Habits are hard to break for most of us, especially those formed in young adulthood and cemented into our lifestyle. New modes of hybrid and electric vehicles are cropping up like fad diets. Drivers are struggling to choose the best fit and automakers are scrambling to keep up with the trends.
In this article, we’ll take a look at what the future holds for a specific class: fully electric vehicles. From the cost of different models to what’s in store for next year, we scoured the web for pertinent information on the future of fully electric vehicles.
Auto Industry Struggling to Keep Up
When it comes to the main differences between fully electric vehicles and one with an internal combustion engine, there aren’t many. However, the differences have made it difficult to market on a mass scale like traditional vehicles. The battery must be charged to operate a fully electric vehicle and it doesn’t have an engine.
For drivers who are versed in hybrids, making the switch to an EV might make more sense. With an internal combustion engine and a hybrid motor, getting used to a fully electric ecosystem shouldn’t be a tough transition; or so the auto industry thought. Gas-fueled vehicles have operated the same for 100 years and drivers have never had a second thought about convenience. In almost every city in the United States, corners of intersections are littered with gas stations. Charging stations for electric vehicles are just starting to show up and are much less abundant.
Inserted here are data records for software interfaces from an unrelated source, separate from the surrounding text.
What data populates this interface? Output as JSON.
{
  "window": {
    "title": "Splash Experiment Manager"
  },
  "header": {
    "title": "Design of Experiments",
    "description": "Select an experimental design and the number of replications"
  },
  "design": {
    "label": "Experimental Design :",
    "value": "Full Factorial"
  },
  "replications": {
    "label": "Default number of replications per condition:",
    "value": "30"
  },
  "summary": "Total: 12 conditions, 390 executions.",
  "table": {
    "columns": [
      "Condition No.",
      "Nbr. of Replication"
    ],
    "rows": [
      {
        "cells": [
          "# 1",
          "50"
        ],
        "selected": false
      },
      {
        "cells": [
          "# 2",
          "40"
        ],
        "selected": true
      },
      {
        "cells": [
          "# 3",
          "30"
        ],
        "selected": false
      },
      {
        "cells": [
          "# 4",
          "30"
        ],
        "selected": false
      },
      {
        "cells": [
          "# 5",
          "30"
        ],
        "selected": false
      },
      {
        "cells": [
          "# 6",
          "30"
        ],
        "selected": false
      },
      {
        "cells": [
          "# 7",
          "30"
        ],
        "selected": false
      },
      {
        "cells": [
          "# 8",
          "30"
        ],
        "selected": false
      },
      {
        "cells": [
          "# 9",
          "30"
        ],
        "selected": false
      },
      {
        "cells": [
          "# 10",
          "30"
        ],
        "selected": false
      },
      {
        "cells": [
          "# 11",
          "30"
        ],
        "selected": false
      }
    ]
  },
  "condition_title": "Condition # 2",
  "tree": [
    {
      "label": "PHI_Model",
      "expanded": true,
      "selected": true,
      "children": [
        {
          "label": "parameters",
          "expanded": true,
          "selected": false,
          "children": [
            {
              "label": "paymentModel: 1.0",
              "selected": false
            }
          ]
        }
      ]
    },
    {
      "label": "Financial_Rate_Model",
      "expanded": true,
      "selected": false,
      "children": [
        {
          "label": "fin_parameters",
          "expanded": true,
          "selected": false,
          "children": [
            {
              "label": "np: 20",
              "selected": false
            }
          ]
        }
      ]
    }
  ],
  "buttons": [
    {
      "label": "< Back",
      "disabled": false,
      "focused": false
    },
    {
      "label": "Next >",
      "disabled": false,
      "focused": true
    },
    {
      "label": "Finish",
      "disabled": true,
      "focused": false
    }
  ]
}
This leads to an array of new questions for drivers looking to make a new purchase:
- What’s the range and the battery life?
- Is there an appropriate infrastructure for charging en route to work/home?
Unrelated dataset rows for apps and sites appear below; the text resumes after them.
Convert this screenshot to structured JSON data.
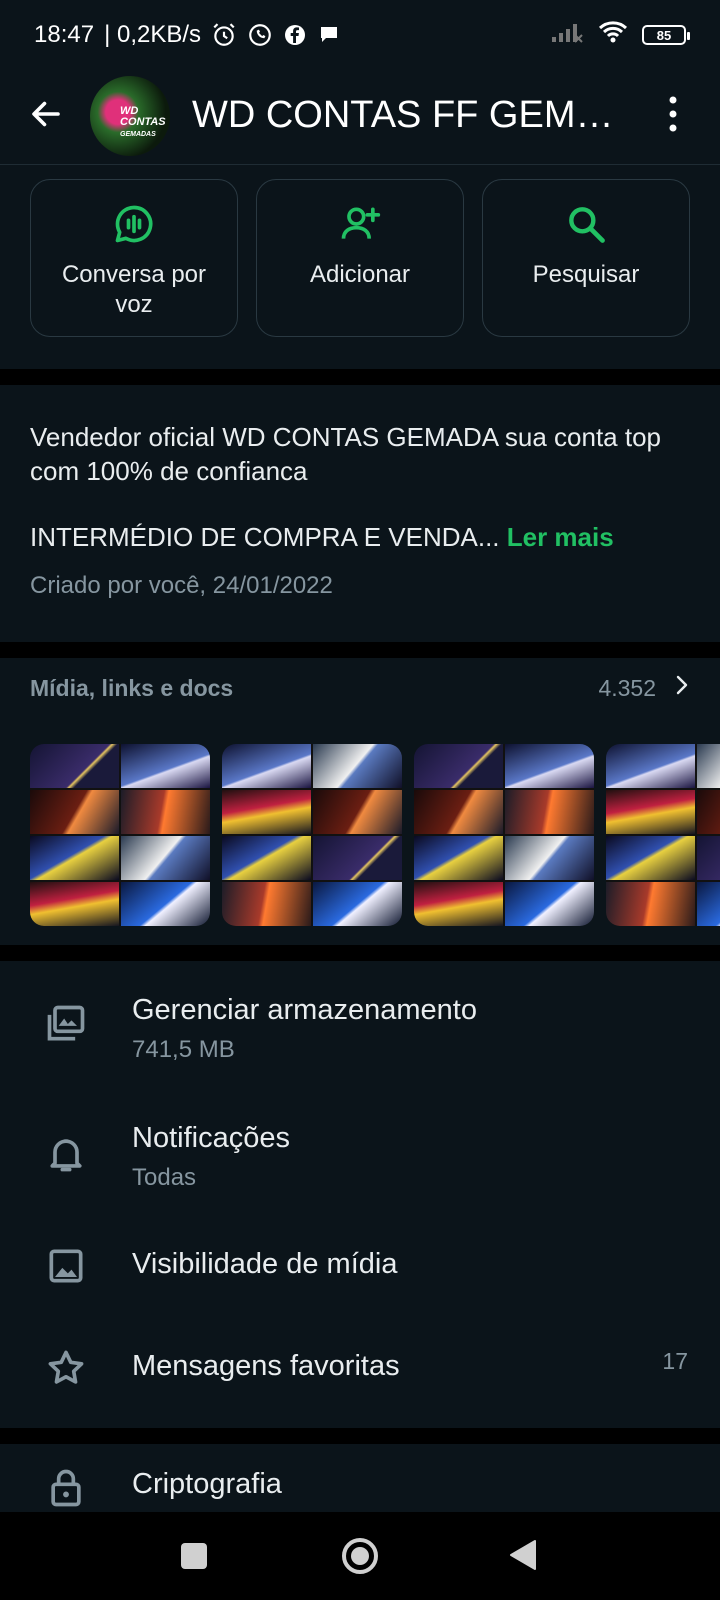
{
  "status_bar": {
    "time": "18:47",
    "speed": "| 0,2KB/s",
    "battery": "85"
  },
  "header": {
    "title": "WD CONTAS FF GEMA...",
    "avatar_text_line1": "WD CONTAS",
    "avatar_text_line2": "GEMADAS"
  },
  "actions": [
    {
      "label": "Conversa por voz",
      "icon": "voice-chat-icon"
    },
    {
      "label": "Adicionar",
      "icon": "add-person-icon"
    },
    {
      "label": "Pesquisar",
      "icon": "search-icon"
    }
  ],
  "description": {
    "line1": "Vendedor oficial WD CONTAS GEMADA sua conta top com 100% de confianca",
    "line2": "INTERMÉDIO DE COMPRA E VENDA...",
    "read_more": "Ler mais",
    "created": "Criado por você, 24/01/2022"
  },
  "media": {
    "title": "Mídia, links e docs",
    "count": "4.352"
  },
  "settings": [
    {
      "title": "Gerenciar armazenamento",
      "subtitle": "741,5 MB",
      "icon": "storage-icon"
    },
    {
      "title": "Notificações",
      "subtitle": "Todas",
      "icon": "bell-icon"
    },
    {
      "title": "Visibilidade de mídia",
      "subtitle": "",
      "icon": "image-icon"
    },
    {
      "title": "Mensagens favoritas",
      "subtitle": "",
      "badge": "17",
      "icon": "star-icon"
    },
    {
      "title": "Criptografia",
      "subtitle": "",
      "icon": "lock-icon"
    }
  ],
  "colors": {
    "background": "#0b141a",
    "accent": "#21c063",
    "muted": "#8696a0"
  }
}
- Is a fully electric vehicle worth the extra maintenance costs?
In urban areas where charging stations are more readily available, these questions are less important. Short commutes are perfect for electric vehicle drivers, especially those who commute from work to home in less than 20 miles round-trip.
What’s in Store for the Future?
So, with all the extra questions and fully electric vehicles only being attractive to a smaller demographic, what has the auto industry proposed to mass-market their product? A small quell to growing concerns is that drivers can charge their EVs in the garage; they can’t gas up there. Unfortunately, this small convenience isn’t enough to flip an entire generation of those who grew up driving internal combustion engine vehicles. With new legislation coming into play however, parking spaces in newer buildings must be outfitted for EVs.
Even with new charging infrastructure, upwards of 90 percent of drivers are still doing most of their charging at home due to the fear of running out of charge. Another problem is that not all EVs are created equal. Different charging tech makes it difficult to streamline the processes. There is currently no “standard” for EV charging like there is for standard vehicles (unleaded, premium, diesel, etc).
Automakers have finally invested money into newer models that may help create that standard. ChargePoint and ElectrifyAmerica, two of the largest charging station manufacturers/providers, have agreed to collaborate. As of June 2019, the charging giants will join forces to offer more public EV charging access, according to a press release by ChargePoint. Another industry giant, Tesla, has partnered with Amazon Home Services to make it easier for 240-volt installation in home garages.
Although automakers and others in the EV industry are making changes to mass-market their products, the onus seems to be pushed back into consumers’ laps. For those who don’t have a garage or consumers who may not be able to afford an in-home charging station, what is the real future for fully electric vehicles?
This seems to be a question for the powers that be and we look forward to seeing them answer it. Hit us in the comments with your questions, feedback, or what you think the future of electric vehicles has in store.